**Task**
Pick each line containing the word "드립니다" out of the data below.

(Items from an interface collection)
====
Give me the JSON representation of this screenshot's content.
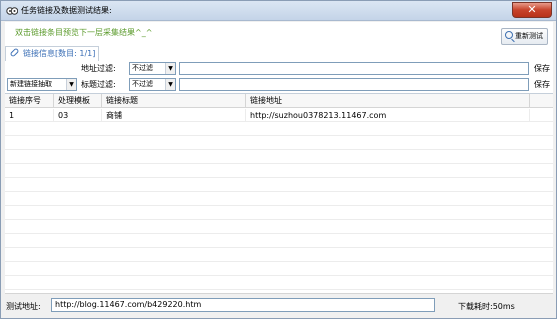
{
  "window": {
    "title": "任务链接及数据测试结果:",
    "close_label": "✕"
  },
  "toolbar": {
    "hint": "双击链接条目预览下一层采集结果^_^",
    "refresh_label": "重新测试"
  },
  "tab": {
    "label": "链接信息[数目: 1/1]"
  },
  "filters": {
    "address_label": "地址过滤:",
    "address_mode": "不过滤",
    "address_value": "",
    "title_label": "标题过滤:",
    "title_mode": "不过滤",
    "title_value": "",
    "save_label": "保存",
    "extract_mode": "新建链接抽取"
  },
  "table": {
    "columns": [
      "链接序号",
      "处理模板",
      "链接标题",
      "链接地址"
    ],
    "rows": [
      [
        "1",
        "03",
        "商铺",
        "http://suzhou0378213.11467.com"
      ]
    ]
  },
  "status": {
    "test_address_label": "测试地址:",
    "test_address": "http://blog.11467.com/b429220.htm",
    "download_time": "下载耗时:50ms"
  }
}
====
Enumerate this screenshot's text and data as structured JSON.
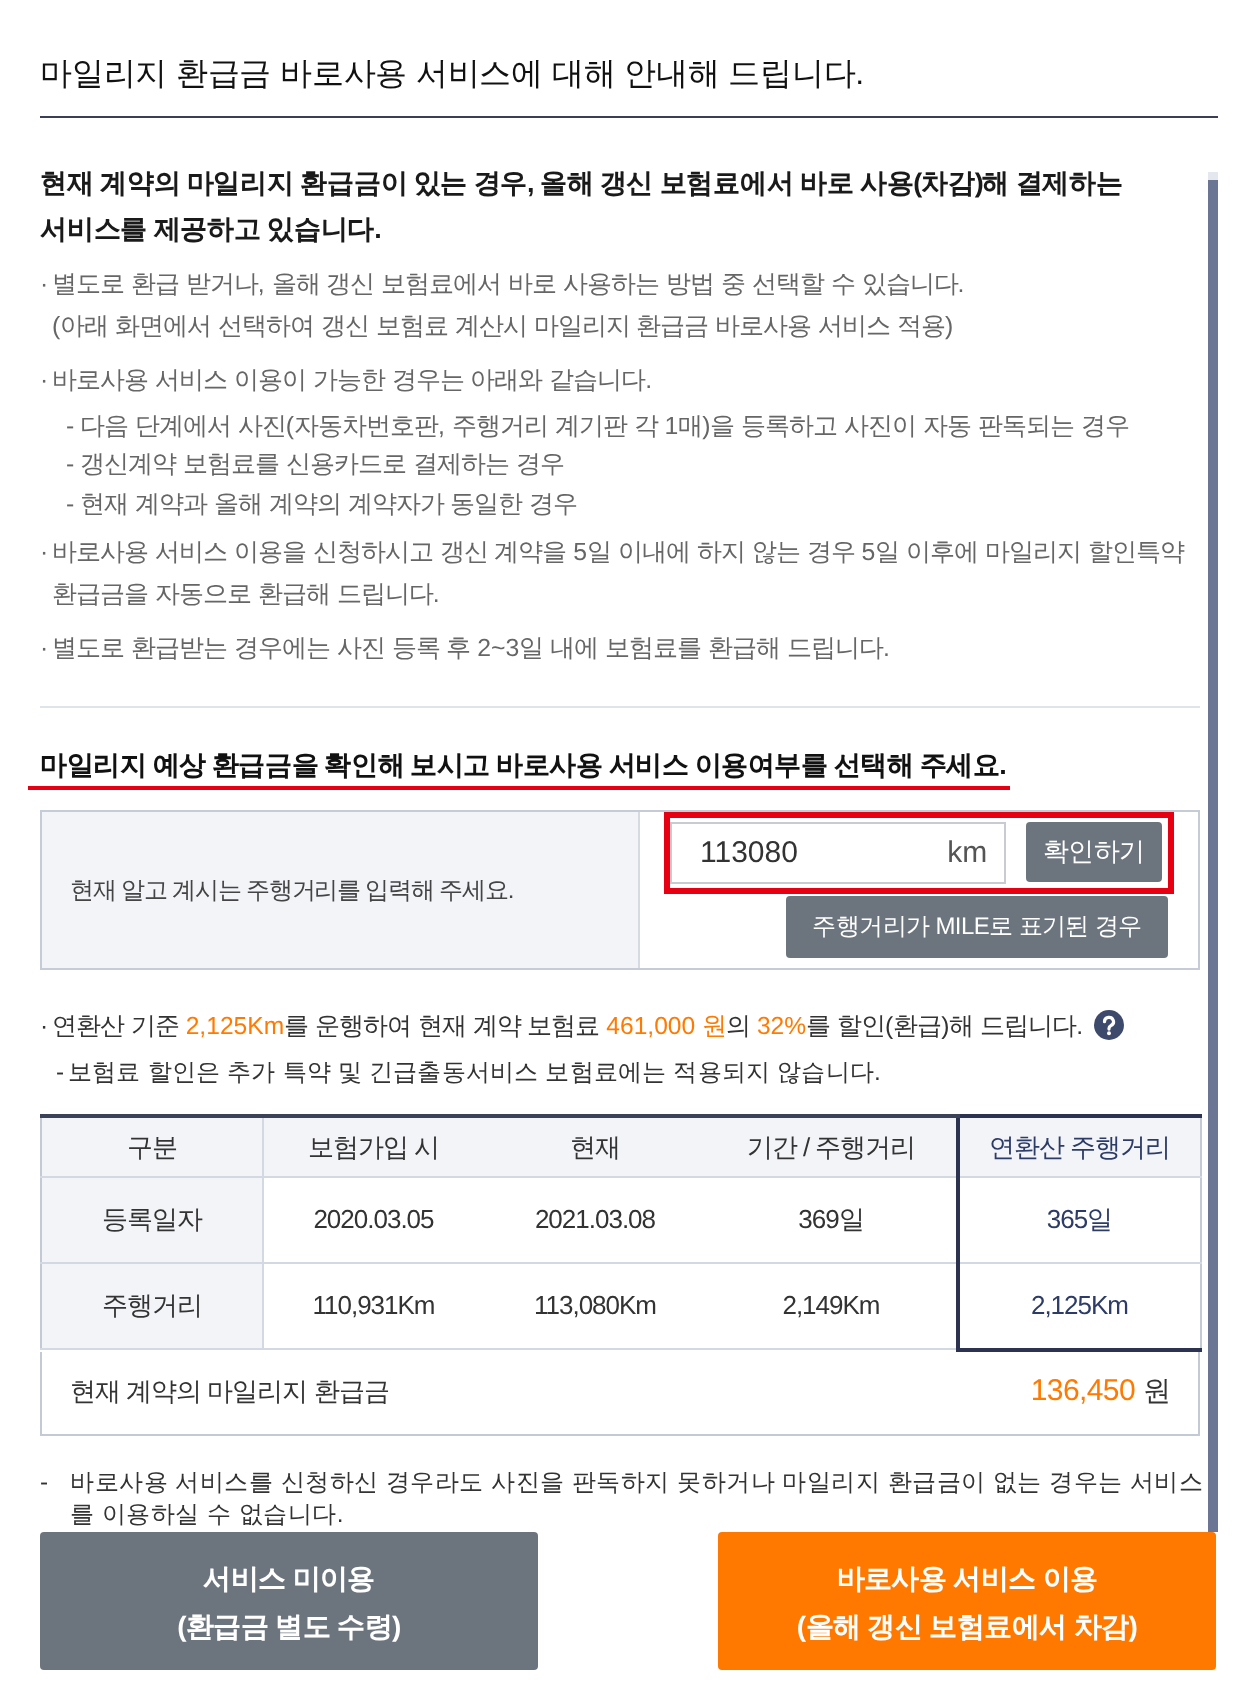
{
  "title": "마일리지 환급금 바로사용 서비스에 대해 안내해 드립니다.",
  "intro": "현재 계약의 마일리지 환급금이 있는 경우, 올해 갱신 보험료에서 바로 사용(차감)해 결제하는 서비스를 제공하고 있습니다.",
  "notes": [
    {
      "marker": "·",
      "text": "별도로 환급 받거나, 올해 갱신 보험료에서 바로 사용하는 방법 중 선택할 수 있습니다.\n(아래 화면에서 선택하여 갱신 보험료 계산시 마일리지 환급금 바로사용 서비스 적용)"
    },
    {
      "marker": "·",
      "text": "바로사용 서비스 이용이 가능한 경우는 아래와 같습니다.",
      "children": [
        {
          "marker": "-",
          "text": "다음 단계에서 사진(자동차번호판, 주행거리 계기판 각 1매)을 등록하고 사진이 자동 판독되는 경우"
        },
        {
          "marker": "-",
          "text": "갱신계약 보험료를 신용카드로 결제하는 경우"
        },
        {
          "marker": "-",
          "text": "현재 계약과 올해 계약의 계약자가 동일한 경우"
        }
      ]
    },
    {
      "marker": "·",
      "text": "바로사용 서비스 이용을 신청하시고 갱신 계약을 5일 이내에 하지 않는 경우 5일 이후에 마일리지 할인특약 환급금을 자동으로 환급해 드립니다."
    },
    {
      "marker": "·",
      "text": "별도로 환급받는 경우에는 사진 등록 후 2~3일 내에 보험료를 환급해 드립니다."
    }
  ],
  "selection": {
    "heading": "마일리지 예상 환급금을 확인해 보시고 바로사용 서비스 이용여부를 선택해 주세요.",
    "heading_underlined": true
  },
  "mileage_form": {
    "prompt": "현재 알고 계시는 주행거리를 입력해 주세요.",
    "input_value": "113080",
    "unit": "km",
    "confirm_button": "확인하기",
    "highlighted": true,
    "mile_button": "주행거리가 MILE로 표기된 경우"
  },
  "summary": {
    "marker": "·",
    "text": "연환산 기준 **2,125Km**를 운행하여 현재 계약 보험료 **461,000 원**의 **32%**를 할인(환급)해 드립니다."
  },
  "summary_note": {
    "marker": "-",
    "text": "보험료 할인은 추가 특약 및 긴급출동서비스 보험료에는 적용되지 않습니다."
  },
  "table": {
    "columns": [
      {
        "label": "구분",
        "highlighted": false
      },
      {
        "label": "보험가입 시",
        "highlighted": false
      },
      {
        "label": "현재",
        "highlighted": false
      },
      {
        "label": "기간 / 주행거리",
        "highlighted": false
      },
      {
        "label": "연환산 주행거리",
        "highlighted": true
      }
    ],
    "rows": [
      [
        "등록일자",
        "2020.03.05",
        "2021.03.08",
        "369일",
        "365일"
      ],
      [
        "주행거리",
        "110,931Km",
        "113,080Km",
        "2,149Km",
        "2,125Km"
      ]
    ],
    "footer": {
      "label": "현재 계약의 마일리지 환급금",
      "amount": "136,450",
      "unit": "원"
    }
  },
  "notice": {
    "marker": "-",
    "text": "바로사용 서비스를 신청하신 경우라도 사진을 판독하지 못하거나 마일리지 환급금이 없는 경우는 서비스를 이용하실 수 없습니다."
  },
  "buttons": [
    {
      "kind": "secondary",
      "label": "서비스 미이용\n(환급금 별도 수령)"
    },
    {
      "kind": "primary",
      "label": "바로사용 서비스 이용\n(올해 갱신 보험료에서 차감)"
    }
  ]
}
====
**Your response**
  "title": "마일리지 환급금 바로사용 서비스에 대해 안내해 드립니다.",
      "text": "바로사용 서비스 이용을 신청하시고 갱신 계약을 5일 이내에 하지 않는 경우 5일 이후에 마일리지 할인특약 환급금을 자동으로 환급해 드립니다."
      "text": "별도로 환급받는 경우에는 사진 등록 후 2~3일 내에 보험료를 환급해 드립니다."
    "text": "연환산 기준 **2,125Km**를 운행하여 현재 계약 보험료 **461,000 원**의 **32%**를 할인(환급)해 드립니다."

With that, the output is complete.